 “Passport Index.” Henley Passport Index, Henley & Partners, 10 July 2018, www.henleypassportindex.com/assets/PI_2018_INFOGRAPHS_GLOBAL_180709.pdf.
 “Global Passport Power Rank.” The Passport Index 2018, Arton Capital, 2018, www.passportindex.org/byRank.php.
 Holguin, Jaime. “‘Shock And Awe’ Throttles Iraq.” CBS News, CBS Interactive, 22 Mar. 2003, www.cbsnews.com/news/shock-and-awe-throttles-iraq/.
 “Record.” Merriam-Webster, Merriam-Webster, www.merriam-webster.com/dictionary/record.
 “Politics and the Dancing Body.” Library of Congress Exhibitions, Library of Congress, 16 Feb. 2012, www.loc.gov/exhibits/politics-and-dance/index.html.2012, www.loc.gov/exhibits/politics-and-dance/index.html.
 Dunbar, June. “Jose Limon: An Artist Re-Viewed.” Jose Limon: An Artist Re-Viewed, Routledge, 2002, pp. 97–102.
 Ibid, 97.
 Ibid, 101.

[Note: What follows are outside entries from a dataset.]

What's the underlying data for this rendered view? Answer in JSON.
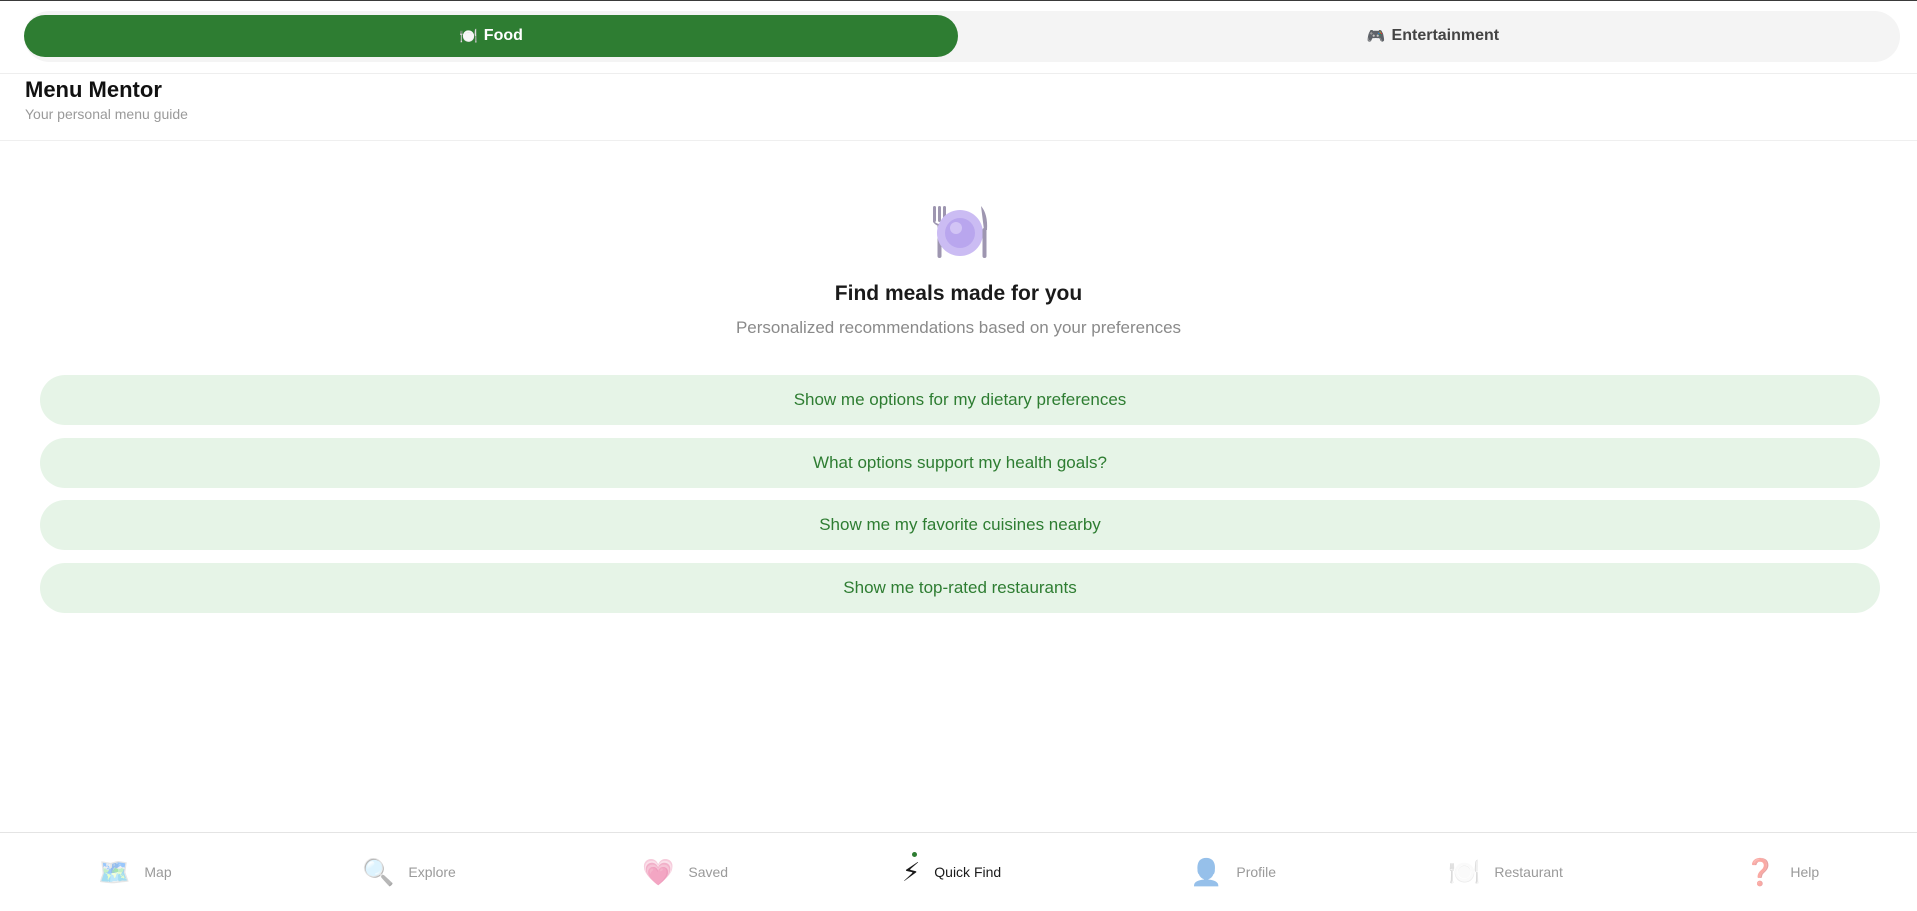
{
  "mode_toggle": {
    "food": {
      "icon": "plate-icon",
      "label": "Food",
      "active": true
    },
    "entertainment": {
      "icon": "gamepad-icon",
      "label": "Entertainment",
      "active": false
    }
  },
  "header": {
    "title": "Menu Mentor",
    "subtitle": "Your personal menu guide"
  },
  "hero": {
    "icon": "fork-knife-plate-icon",
    "title": "Find meals made for you",
    "subtitle": "Personalized recommendations based on your preferences"
  },
  "prompts": [
    "Show me options for my dietary preferences",
    "What options support my health goals?",
    "Show me my favorite cuisines nearby",
    "Show me top-rated restaurants"
  ],
  "bottom_nav": [
    {
      "icon": "map-icon",
      "label": "Map",
      "active": false
    },
    {
      "icon": "search-icon",
      "label": "Explore",
      "active": false
    },
    {
      "icon": "heart-icon",
      "label": "Saved",
      "active": false
    },
    {
      "icon": "lightning-icon",
      "label": "Quick Find",
      "active": true
    },
    {
      "icon": "profile-icon",
      "label": "Profile",
      "active": false
    },
    {
      "icon": "plate-icon",
      "label": "Restaurant",
      "active": false
    },
    {
      "icon": "question-icon",
      "label": "Help",
      "active": false
    }
  ],
  "colors": {
    "accent": "#2e7d32",
    "prompt_bg": "#e6f4e7",
    "toggle_bg": "#f4f4f4"
  }
}
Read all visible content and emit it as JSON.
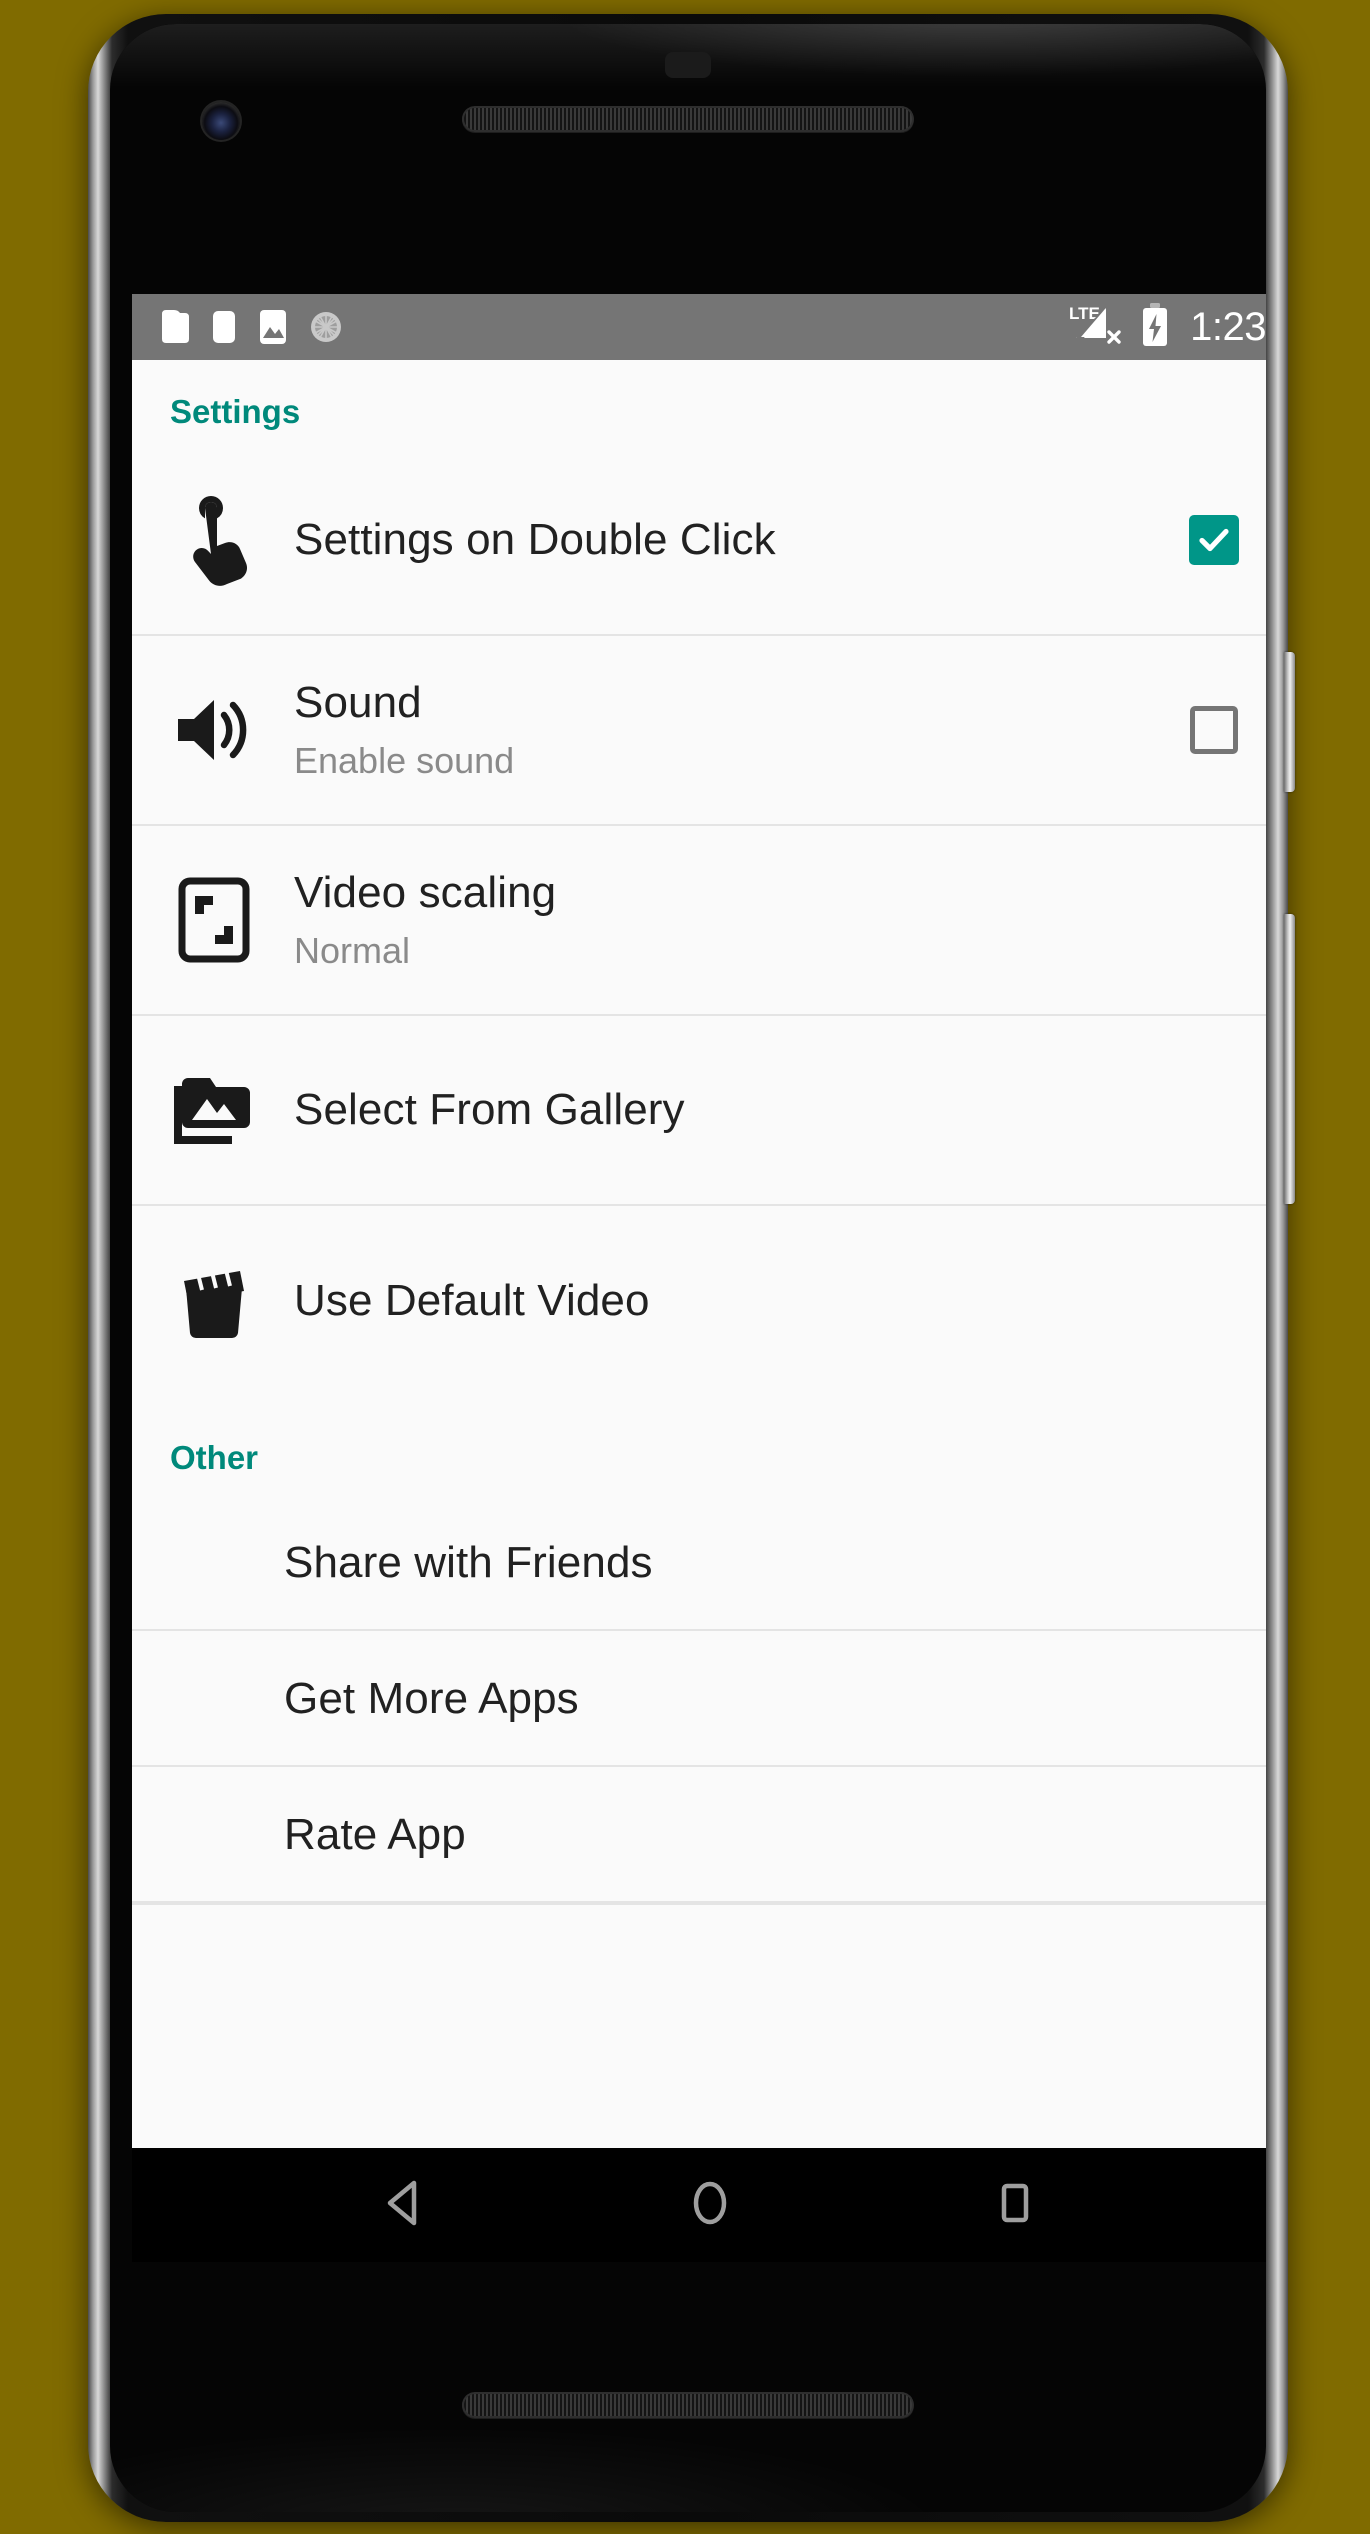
{
  "device": {
    "frame_color": "#0a0a0a",
    "backdrop_color": "#806B00"
  },
  "status_bar": {
    "background": "#757575",
    "clock": "1:23",
    "network_label": "LTE",
    "notification_icons": [
      "notification-card-icon",
      "notification-card-small-icon",
      "image-icon",
      "sync-spinner-icon"
    ],
    "signal": "no-signal-icon",
    "battery": "battery-charging-icon"
  },
  "sections": [
    {
      "title": "Settings",
      "title_color": "#00897B",
      "rows": [
        {
          "icon": "touch-tap-icon",
          "title": "Settings on Double Click",
          "summary": "",
          "widget": "checkbox",
          "checked": true
        },
        {
          "icon": "volume-up-icon",
          "title": "Sound",
          "summary": "Enable sound",
          "widget": "checkbox",
          "checked": false
        },
        {
          "icon": "video-scaling-icon",
          "title": "Video scaling",
          "summary": "Normal",
          "widget": "none",
          "checked": false
        },
        {
          "icon": "photo-library-icon",
          "title": "Select From Gallery",
          "summary": "",
          "widget": "none",
          "checked": false
        },
        {
          "icon": "movie-clapper-icon",
          "title": "Use Default Video",
          "summary": "",
          "widget": "none",
          "checked": false
        }
      ]
    },
    {
      "title": "Other",
      "title_color": "#00897B",
      "rows": [
        {
          "icon": "none",
          "title": "Share with Friends",
          "summary": "",
          "widget": "none",
          "checked": false
        },
        {
          "icon": "none",
          "title": "Get More Apps",
          "summary": "",
          "widget": "none",
          "checked": false
        },
        {
          "icon": "none",
          "title": "Rate App",
          "summary": "",
          "widget": "none",
          "checked": false
        }
      ]
    }
  ],
  "nav_bar": {
    "background": "#000000",
    "buttons": [
      {
        "name": "back-button",
        "icon": "back-triangle-icon"
      },
      {
        "name": "home-button",
        "icon": "home-circle-icon"
      },
      {
        "name": "recents-button",
        "icon": "recents-square-icon"
      }
    ]
  },
  "theme": {
    "accent": "#009688",
    "section_header": "#00897B",
    "list_background": "#FAFAFA",
    "divider": "#E4E4E4",
    "primary_text": "#212121",
    "secondary_text": "#8A8A8A",
    "checkbox_border": "#757575"
  }
}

This essay was written as part of the Art Critic Mentoring Program, a partnership between AICA-USA (US section of International Association of Art Critics) and CUE, which pairs emerging writers with AICA-USA mentors to produce original essays on a specific exhibiting artist. Please visit aicausa.org for more information on AICA-USA, or cueartfoundation.org to learn how to participate in this program. Any quotes are from interviews with the author unless otherwise specified. No part of this essay may be reproduced without prior consent from the author. Lilly Wei is AICA’s Coordinator for the program this season.
Mira Dayal is an artist, critic, and curator based in New York. She is the founding editor of the Journal of Art Criticism, co-curator of the collaborative artist publication prompt:, co-organizer of the email project of missing out, and an assistant editor at Artforum, where she is also a regular contributor. An exhibition of her work, "Anagen," is currently on view at Lubov in New York. In April 2019 she will present a co-curated group exhibition at CUE Art Foundation.
Mentor Sara Reisman is the Artistic Director of the Shelley & Donald Rubin Foundation, whose mission is focused on art and social justice in New York City. Recently curated exhibitions for the foundation include Mobility and Its Discontents, Between History and the Body, and When Artists Speak Truth, all three presented on The 8th Floor. From 2008 until 2014, Reisman was the director of New York City’s Percent for Art program where she managed more than 100 permanent public art commissions for city funded architectural projects, including artworks by Mierle Laderman Ukeles, Mary Mattingly, Tattfoo Tan, and Ohad Meromi, among others for civic sites like libraries, public schools, correctional facilities, streetscapes and parks. She was the 2011 critic-in-residence at Art Omi, and a 2013 Marica Vilcek Curatorial Fellow, awarded by the Foundation for a Civil Society.